If you decide to use a formula, don't feel guilty. She explained: "Our formula can provide your baby with the nutrients it needs." "It's safe to give your child and your child will thrive." She added that, most importantly, you Be close to your baby.
Fear 4: I will treat my child the wrong way. Before she became pregnant, a mother named Ande Campbell in Brooklyn, New York, was scolded for holding the wrong friend's newborn. So when her own son came, she was worried that she was holding him unsafely, which is understandable. "I'm worried I'll break his neck, I don't know how to support him." "I'm so worried, I don't know how to hold my child."
Considering that most babies do not master the tricks of head control until 4 months of age, it is no wonder that so many new parents are nervous about holding such a small newborn. Usually, mom and dad need to hold several meetings before feeling normal. Just make sure your head and neck are straight when you hold your baby, or do a cradle-style hold. (If you are really not sure, ask the nurse to give you a quick guide before you leave the hospital!)
Fear 5: I will accidentally hurt my baby. The possibility of serious mistakes-accidental overdose; when you are a novice parent or prospective parent, giving up your new born child seems endless. Just remember that if you are unsure or worried about something, you should call a pediatrician-they may all have heard it!

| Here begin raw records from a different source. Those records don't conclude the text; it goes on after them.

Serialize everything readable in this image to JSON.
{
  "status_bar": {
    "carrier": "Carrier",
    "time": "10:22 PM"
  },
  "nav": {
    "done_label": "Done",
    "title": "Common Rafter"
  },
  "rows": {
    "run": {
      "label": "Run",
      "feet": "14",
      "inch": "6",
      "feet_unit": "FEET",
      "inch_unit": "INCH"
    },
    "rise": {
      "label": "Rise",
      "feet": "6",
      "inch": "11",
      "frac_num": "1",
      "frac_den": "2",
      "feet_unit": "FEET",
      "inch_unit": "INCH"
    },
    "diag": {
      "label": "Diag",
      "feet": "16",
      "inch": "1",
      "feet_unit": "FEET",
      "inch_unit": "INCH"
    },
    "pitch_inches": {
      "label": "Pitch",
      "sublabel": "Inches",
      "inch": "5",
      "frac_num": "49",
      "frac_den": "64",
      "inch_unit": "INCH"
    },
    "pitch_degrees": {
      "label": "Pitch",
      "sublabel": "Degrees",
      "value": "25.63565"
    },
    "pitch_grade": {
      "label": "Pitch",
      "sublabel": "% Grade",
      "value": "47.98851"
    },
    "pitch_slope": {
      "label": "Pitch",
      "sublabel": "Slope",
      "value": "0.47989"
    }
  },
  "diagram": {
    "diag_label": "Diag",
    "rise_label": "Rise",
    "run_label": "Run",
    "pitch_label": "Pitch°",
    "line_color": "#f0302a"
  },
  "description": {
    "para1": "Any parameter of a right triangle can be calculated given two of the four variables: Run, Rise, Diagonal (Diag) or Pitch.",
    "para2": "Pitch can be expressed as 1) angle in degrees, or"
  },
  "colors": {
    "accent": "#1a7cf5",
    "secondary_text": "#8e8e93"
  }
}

"I'm worried that the piece of food is stuck in my throat or that an invisible virus is coming," said Dana McCranie, the mother of two children in Huntsville, Alabama. "Now that my child has grown up, those invisible things still keep me up at night. I worry about what they say in class or what I am doing, and they will shake their heads when they look back in later life. My fear always comes from the unknown, but I think this is the beautiful window sill that we as parents will step on. "